That assumes you can find a pirate, group of pirates, or wannabe pirate with 4,000 GP burning a hole in her pocket and a need for a ship. Maybe you're better off keeping the ship and building a fleet.

annnd that's why pirates prefer to attack ships with valuable cargo (for cargo, you're looking at the range of twenty gp per ton (wheat) to ten thousand gp per ton (silver, marble, salt, possibly wool*) most likely, unless you hit a ship full of gold; as a rough estimate based more on Sunless Sea than real numbers you're looking at 75 tons out of 150 being cargo and the rest supplies. notably, trade goods sell for full price, and are fungible enough that the black market premium will probably be smaller, and 10 tons of something like mint or mustard is worth as much as the ship), raid coastal settlements, and maybe even quest for treasure on dry land and use the ship as a way to get from adventure to adventure over trying to flip captured ships. Finding good ships depends on the strength of your contact network on dry land (since a ship with a hold full of wheat (20 gp/ton) and one with a hold full of black pepper and vanilla (4,000), or marble or silver (10,000 gp/ton) look the same), though, which is both another expense and a reason why being a pirate is difficult enough that most people aren't.

*wool is given with a value by area rather than weight, so it may well be worth more if the DM decides that a square yard of standard wool cloth weighs less than a pound, which is probably should. This is completely absurd, but it's what the rulebook says.

2016-12-16, 11:31 AM
As an aside, lots of cloud cover is gonna make night navigation hard, as the stars are a handy way for one to get one's bearings at sea.

When deciding who to take prisoner on a captured ship and who to send down to feed the fishes, you'll always want to check for a surgeon and a carpenter. Unless there's a particular someone you're after, these should be your first priority on "who stays and who goes."

Ships were absurdly high-maintenance - leaks could and did spring up just from changing speed. And while it doesn't take skilled hands to make oakum (think a form of caulking, made from pitch and bits of line too old and frayed to keep using as line), it's far better to have too many carpenters than too few.
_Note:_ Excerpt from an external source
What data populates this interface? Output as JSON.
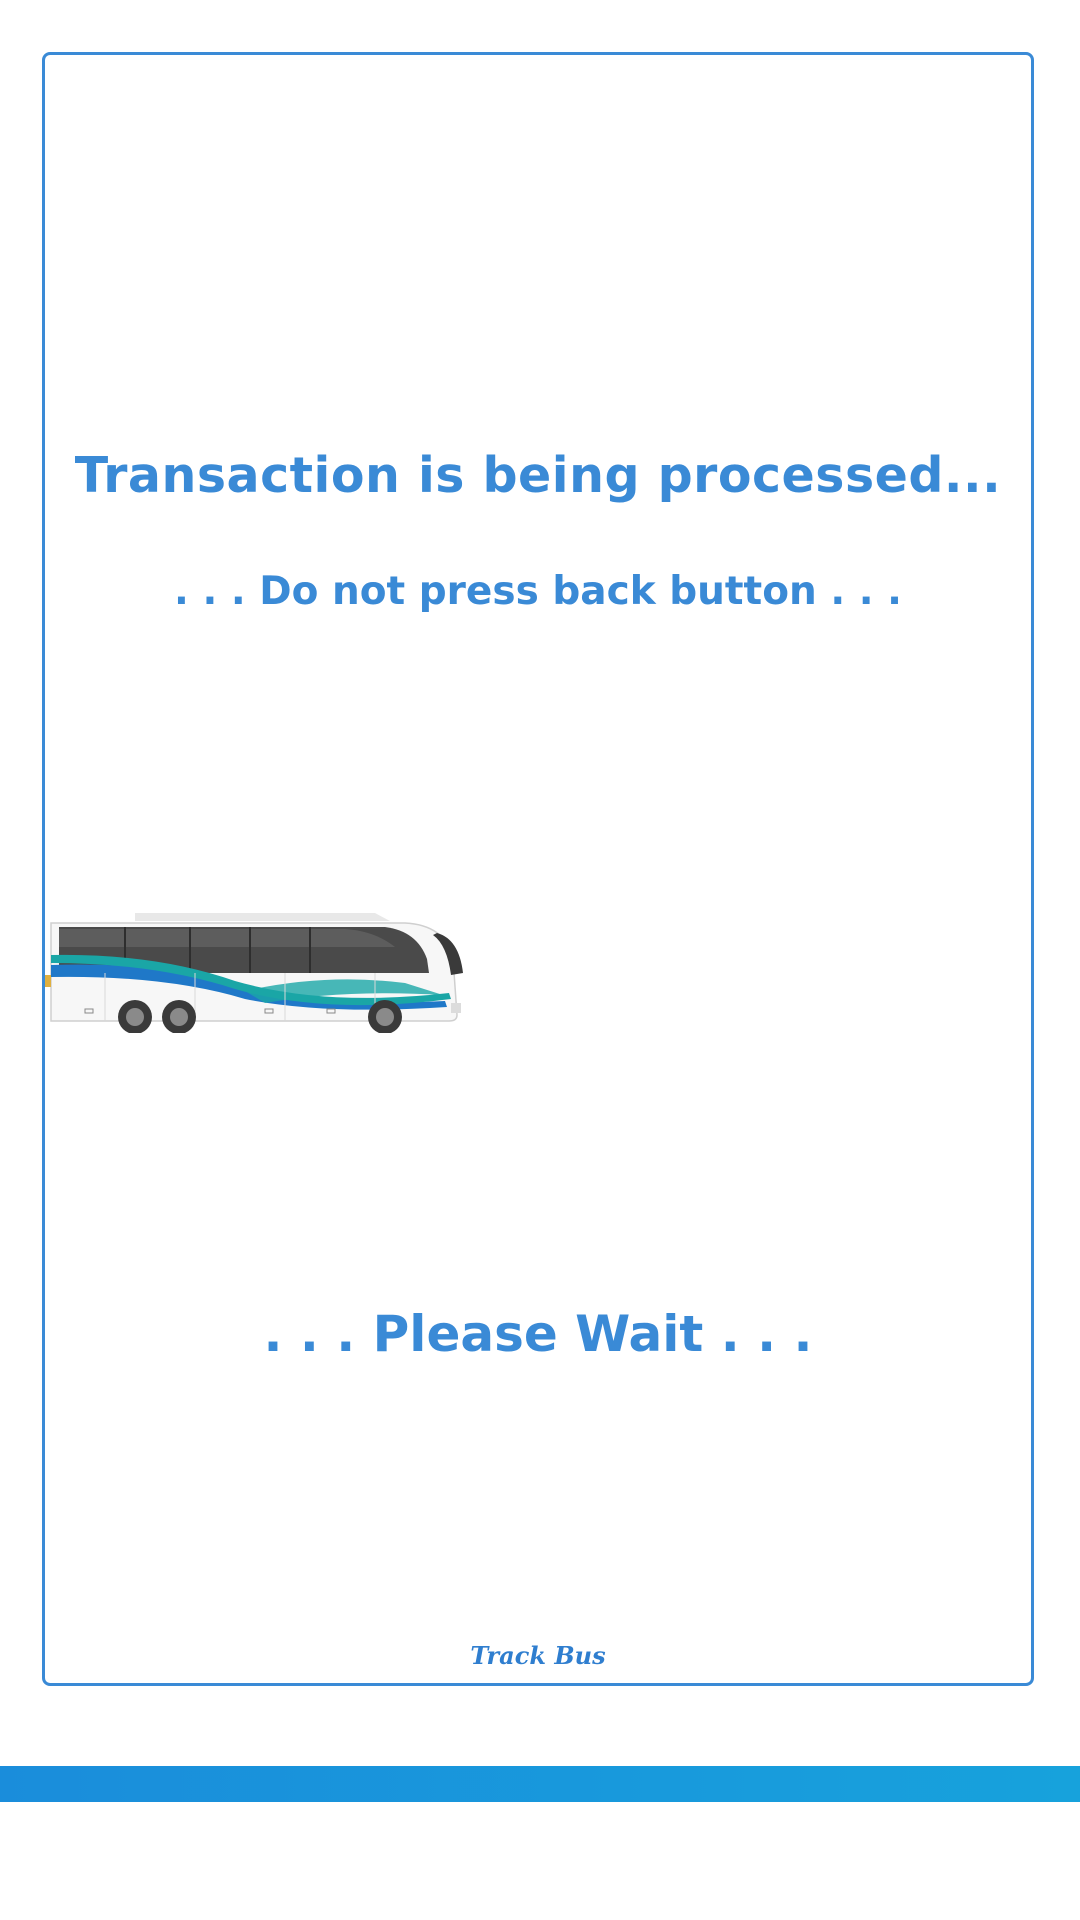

And if an injury occurred on the high seas? It was likely to be a pretty bad one (the forces exerted on the many moving parts of a ship were often on par with that of industrial machinery - if a line snapped unexpectedly, it could very well lash a sailor and cut him all the way down to the bone; having one's hand between a belaying pin and a rail when a sudden wind takes all the slack out of the line could crush the hand badly enough to necessitate amputation), so you want as many professionals who can actually keep sailors alive as possible. Even if you have to kidnap them. :smalleek:

2016-12-16, 12:37 PM
The value of a surgeon really depends on how high-magic your world is, though. In a typical D&D world, healing magic is better than surgery (a surgeon can amputate your hand, a cleric can restore it), but you want the cleric to be someone you can trust, considering they can kill with a word (depending on level and deity, they might also be able to set the ship on fire as easily as anything else).

Carpenters, though, you absolutely need. You're going to need bigger repairs than a Mending spell can do, more frequently than your cleric can cast Make Whole.

2016-12-16, 09:30 PM
Well, even divorced from the danger of capturing a man who can kill you with a word (after all, the OP was mainly looking for real-world sailing/piracy information), a surgeon also doesn't lose access to his ability to perform surgery when he discovers he rather enjoys being on the giving end of piracy rather than the receiving, where a Lawful Cleric might.